“Long-term health consequences of movement restrictions for Palestinians, 1987-2011” set out to estimate the long-term association between Israeli-imposed restrictions on travel for medical care in the occupied Palestinian territory and health status in adulthood.
The paper, written by Clea A. McNeely, Brian K. Barber, Rita Giacaman, Robert F. Belli, and Mahmoud Daher, was published in the American Journal of Public Health, and used the event history calendar methods to collect annual data from 1987 to 2011 from a representative sample of 1778 Palestinians aged 32 to 43 years.
Two-thirds of the participants, the researchers report, were subjected to a form of travel restrictions, and 38% reported being barred from travel for medical reasons.
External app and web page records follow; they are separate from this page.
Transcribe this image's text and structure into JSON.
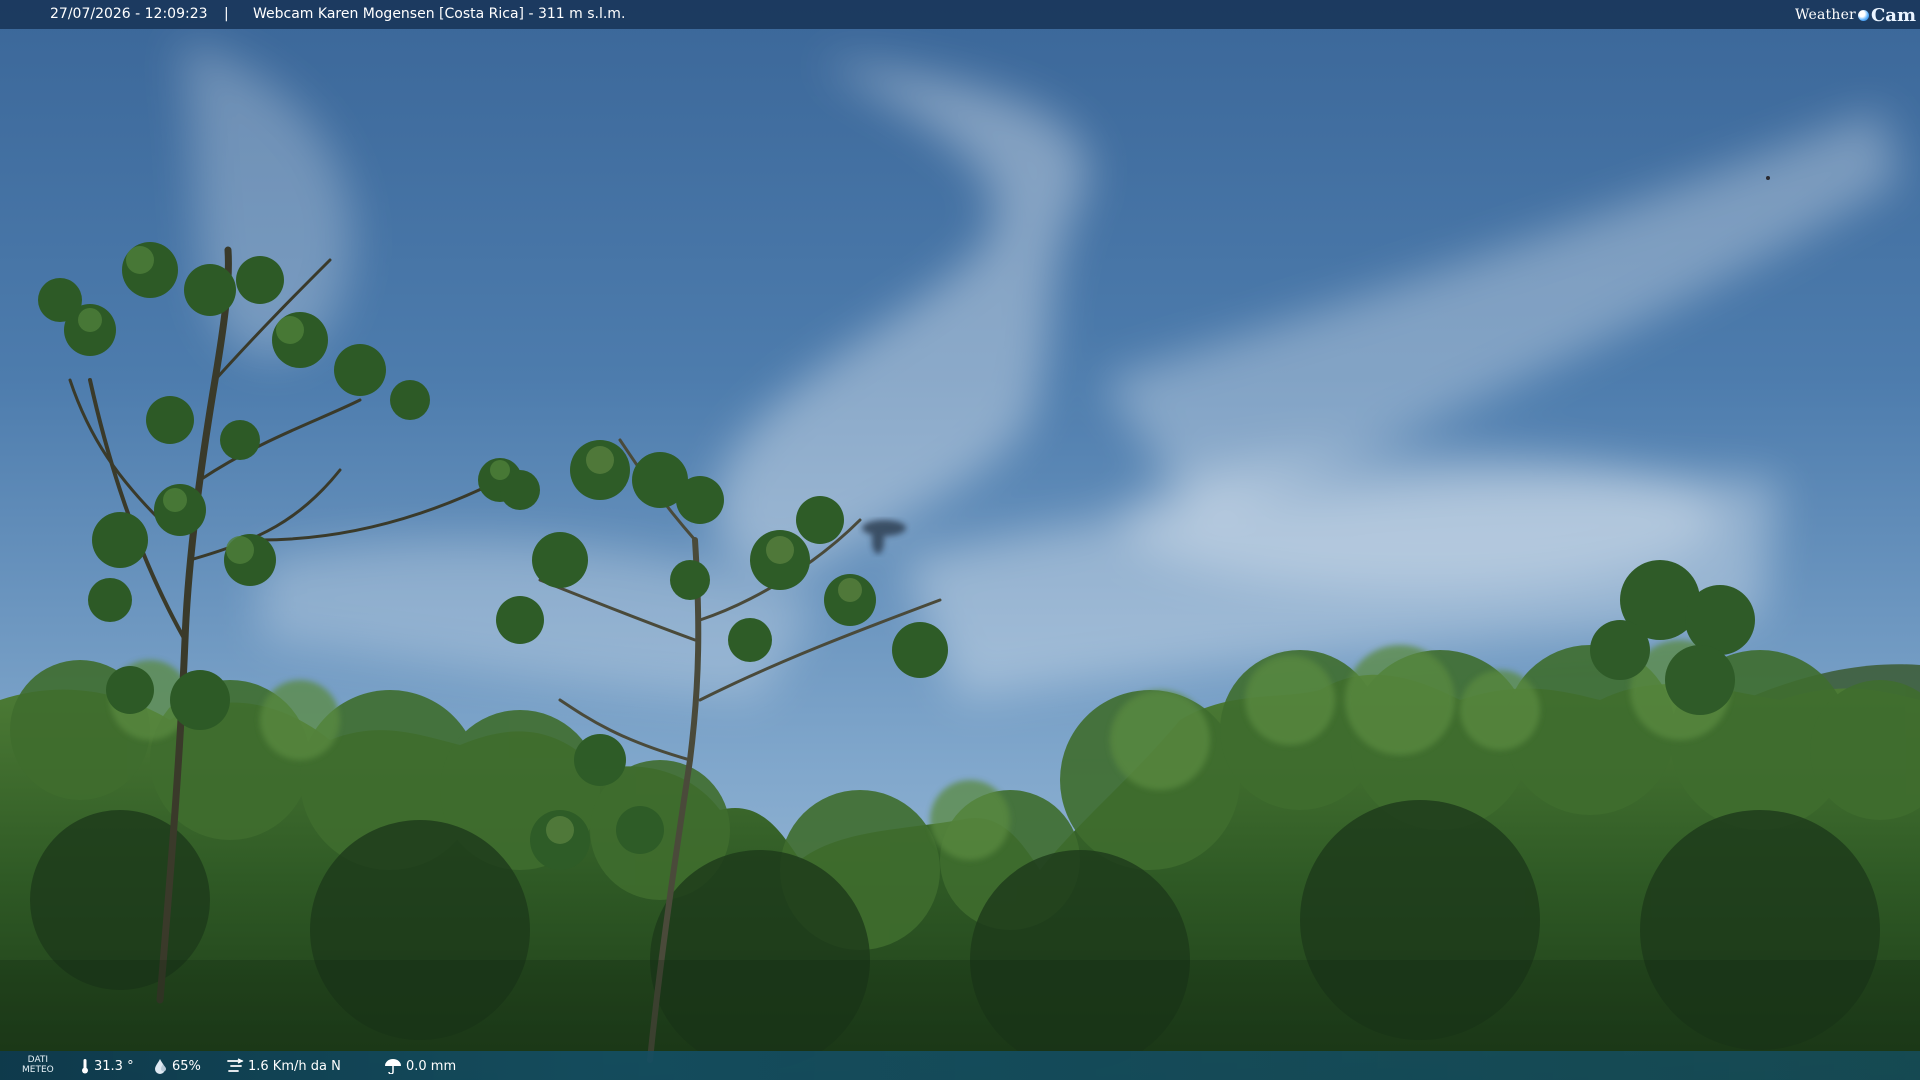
{
  "overlay": {
    "datetime": "27/07/2026 - 12:09:23",
    "separator": "|",
    "title": "Webcam Karen Mogensen [Costa Rica] - 311 m s.l.m.",
    "logo_part1": "Weather",
    "logo_part2": "Cam"
  },
  "weather": {
    "label_line1": "DATI",
    "label_line2": "METEO",
    "temperature": "31.3 °",
    "humidity": "65%",
    "wind": "1.6 Km/h da N",
    "rain": "0.0 mm"
  },
  "icons": {
    "temperature": "thermometer-icon",
    "humidity": "humidity-drop-icon",
    "wind": "wind-icon",
    "rain": "rain-icon",
    "logo": "weathercam-globe-icon"
  },
  "colors": {
    "sky_top": "#3c6a9c",
    "sky_bottom": "#8fb4d4",
    "foliage_dark": "#1f3f1c",
    "foliage_light": "#4a7a35",
    "bar": "#183458"
  }
}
Those who were subjected to travel restrictions reported worse self-rated health and greater limits on daily functioning caused by physical health. The researchers conclude that being barred from travel for medical care is associated with poor health for as long as 25 years later
Majdi Mafarja, Ibrahim Aljarah, Ali Asghar Heidari, Abdelaziz I. Hammouri, Hossam Faris, Ala’ M. Al-Zoubi, and Seyedali Mirjalili explored how to employ Grasshopper Optimization Algorithm (GOA) to design a wrapper-based feature selection method in “Evolutionary Population Dynamics and Grasshopper Optimization approaches for feature selection problems.”
The study, which was published in Knowledge-Based Systems, proposes an efficient optimizer based on the simultaneous use of the GOA, selection operators, and Evolutionary Population Dynamics, in the form of four different strategies deployed to mitigate the immature convergence and stagnation drawbacks of the conventional GOA.
In the first two approaches that the researchers proposed, one of the top three agents and a randomly generated one were selected to reposition a solution from the worst half of the population. In the third and fourth approaches, Roulette Wheel Selection (RWS) and Tournament Selection (TS) were utilized to select the guiding agent from the first half to give a chance to the low fitness solutions.
Dirar Homouz, Kwee Hong Joyce-Tand, Mohd Shahir Shamsir, Ibrahim M. Moustafa, and Haitham Idriss investigated the potential phosphorylation-induced structural changes for DNA polymerase β using molecular dynamics in their paper “Molecular dynamics simulations suggest changes in electrostatic interactions as a potential mechanism through which serine phosphorylation inhibits DNA polymerase β’s activity.”
The paper, which was published in the Journal of Molecular Graphics and Modelling, explores simulations which show drastic conformational changes of the polymerase structure as a result of S44 phosphorylation. The researchers argue that Phosphorylation-induced conformational changes transform the closed (active) enzyme structure into an open one, and the researchers conclude that the phosphorylation of S44 is likely the major contributor to structural fluctuations that lead to loss of enzymatic activity.